WMPL has been an active part of the Wikimedia movement for many years, and have relied entirely on non-WMF funding to support their organization. It has been a pleasure to get to know WMPL’s work as part of this grant application process. WMPL worked to put together a detailed application in a very short time frame, which we appreciate. WMPL has expertise in several areas that are targeted in this proposal, especially community support, thematic content drives and competitions, and GLAM.

WMPL is engaging partners at the national level to release valuable content and organize content-focused events such as edit-a-thons. We appreciate how WMPL has several initiatives that target very specific content gaps, as this seems to motivate their volunteer communities to contribute. Examples include the lighthouses project and the audio recordings project. It is great to see these content-focused activities working on different types of media as well as articles.

One thing we really liked about WMPL’s plans for their community work is the emphasis on creating a fun environment and appreciating volunteers. We appreciate how thoughtful WMPL is in this area, and are also very interested in their work to address burnout in their communities. We look forward to seeing these approaches develop further.

While we are not sure it belongs in programs, we very much appreciate WMPL’s ongoing work to emphasize storytelling.

While WMPL has presented a great plan with may quality projects, each program area seems to include a long list of projects and it is sometimes difficult to see these as a unified program. For example, measurable objectives are presented for each individual project activity and not for the program area as a whole and the unified goals at the start of each program include a very long list of goals. Especially in the area of Content Creation and Improvement, activities and approaches do not always seem closely related. This is something that WMPL can improve in future proposals.

WMPL has presented a good quality budget, with a level of detail appropriate for a budget of their size. There are open questions about WMPL’s future staffing plan and revenue model. We believe that conducting a governance audit will support WMPL in assessing their current situation, which is why we feel this investment in their capacity is very good value.

Strengths identified by the committee:

See recommendations above.

Concerns identified by the committee:

See recommendations above.

On behalf of the committee. Philip Kopetzky (talk) 08:29, 23 May 2018 (UTC)Reply

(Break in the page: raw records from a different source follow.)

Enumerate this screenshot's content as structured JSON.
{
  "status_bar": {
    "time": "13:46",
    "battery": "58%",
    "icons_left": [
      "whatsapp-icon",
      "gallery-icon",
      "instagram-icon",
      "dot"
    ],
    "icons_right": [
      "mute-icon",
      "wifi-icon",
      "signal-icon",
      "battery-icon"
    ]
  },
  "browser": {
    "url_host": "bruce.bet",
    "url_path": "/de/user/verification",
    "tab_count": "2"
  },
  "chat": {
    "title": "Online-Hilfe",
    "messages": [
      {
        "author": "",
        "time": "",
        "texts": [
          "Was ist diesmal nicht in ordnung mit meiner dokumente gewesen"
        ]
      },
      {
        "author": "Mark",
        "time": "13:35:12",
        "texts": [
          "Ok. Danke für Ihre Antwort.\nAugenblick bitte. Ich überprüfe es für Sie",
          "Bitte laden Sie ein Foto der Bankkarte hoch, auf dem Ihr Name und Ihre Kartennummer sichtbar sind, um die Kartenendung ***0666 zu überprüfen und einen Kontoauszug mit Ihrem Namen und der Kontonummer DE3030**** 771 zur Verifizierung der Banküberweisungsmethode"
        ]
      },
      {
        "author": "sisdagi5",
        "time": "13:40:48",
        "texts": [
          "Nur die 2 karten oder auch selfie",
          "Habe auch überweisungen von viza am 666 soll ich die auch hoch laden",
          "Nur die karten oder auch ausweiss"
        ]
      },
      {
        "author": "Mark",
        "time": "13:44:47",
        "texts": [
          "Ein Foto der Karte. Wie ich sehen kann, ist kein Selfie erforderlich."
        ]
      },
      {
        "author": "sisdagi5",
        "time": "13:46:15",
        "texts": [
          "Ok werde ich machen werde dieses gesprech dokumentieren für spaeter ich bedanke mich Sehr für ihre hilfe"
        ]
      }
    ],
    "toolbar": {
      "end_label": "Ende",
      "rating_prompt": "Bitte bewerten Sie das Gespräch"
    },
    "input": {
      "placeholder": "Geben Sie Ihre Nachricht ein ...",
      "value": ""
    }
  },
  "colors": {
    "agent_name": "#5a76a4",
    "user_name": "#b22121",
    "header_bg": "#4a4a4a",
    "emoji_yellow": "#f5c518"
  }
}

WMF decision[edit]

Approved. 11,762 USD for 6-months to develop the specific capacity-building needs outlined here. Congratulations! Winifred Olliff (WMF Program Officer) talk 18:43, 25 May 2018 (UTC)Reply